- In Hinduism and Buddhism, rūpa (Sanskrit; Pāli; Devanagari: रुपा; Thai: รูป) generally refers to material objects, particularly in regards to their appearance.
The recently inserted phrase changed the intro to:
- In Hinduism and Buddhism, rūpa (Sanskrit; Pāli; Devanagari: रुपा; Thai: รูป), as opposed to arupa, generally refers to material objects, particularly in regards to their appearance.
In general, the purpose of this article's intro is to be abstract enough to span uses of rūpa in both Hinduism and Buddhism. While "arūpa" is the "opposite" (or "opposed to") "rūpa" in so much that the prefix "a-" can be translated as "not" or "non-" or "un-", etc., in many contexts "rūpa" and "arūpa" are actually complementary categories for describing different phenomena. For instance, in Buddhism, one will often find three fold distinctions using these terms such as "kama, rūpa, arūpa" (e.g., see tiloka) and "rūpa, arūpa, nirodha" (as in three dhatu); additionally, in terms of jhana, rūpa and arūpa can be used to describe ascending attainments, not "opposite" but incrementally progressive.
Therefore, I deleted the aforementioned newly added phrase ("as opposed to arupa") for its oversimplifying and thus potentially misleading nature. (I did leave reference to arupa in the "See also" section though allowing readers to pursue relationships between these terms, whether oppositional, complementary, etc.) I hope this makes sense, Larry Rosenfeld (talk) 10:11, 16 March 2008 (UTC)
- Thanks, apparently I was not as educated about it when I changed it....--Dchmelik (talk) 07:56, 6 June 2008 (UTC)

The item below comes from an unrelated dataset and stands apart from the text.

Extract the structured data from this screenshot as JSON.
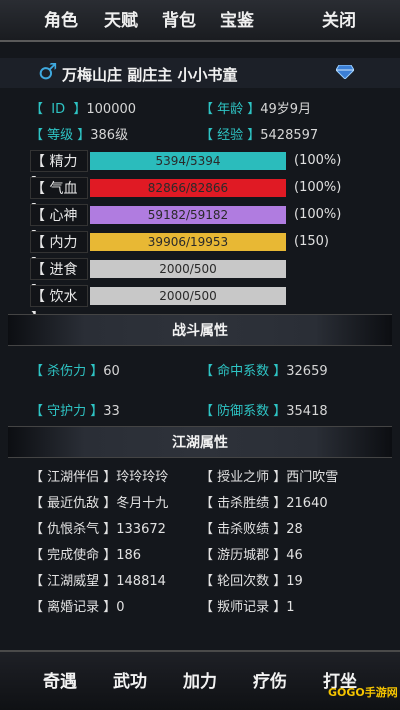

oh hello. i don't understand - isn't arupa an attainment that lacks form? so it would still be opposed to rupa in that example. the same with the three dhatus. and so on. i might change the aggregate bit seeing as it's terribly unclear, even if it is from a reliable source. —Preceding unsigned comment added by Unhelpfulnonbuddhist (talk • contribs) 02:25, 11 June 2010 (UTC)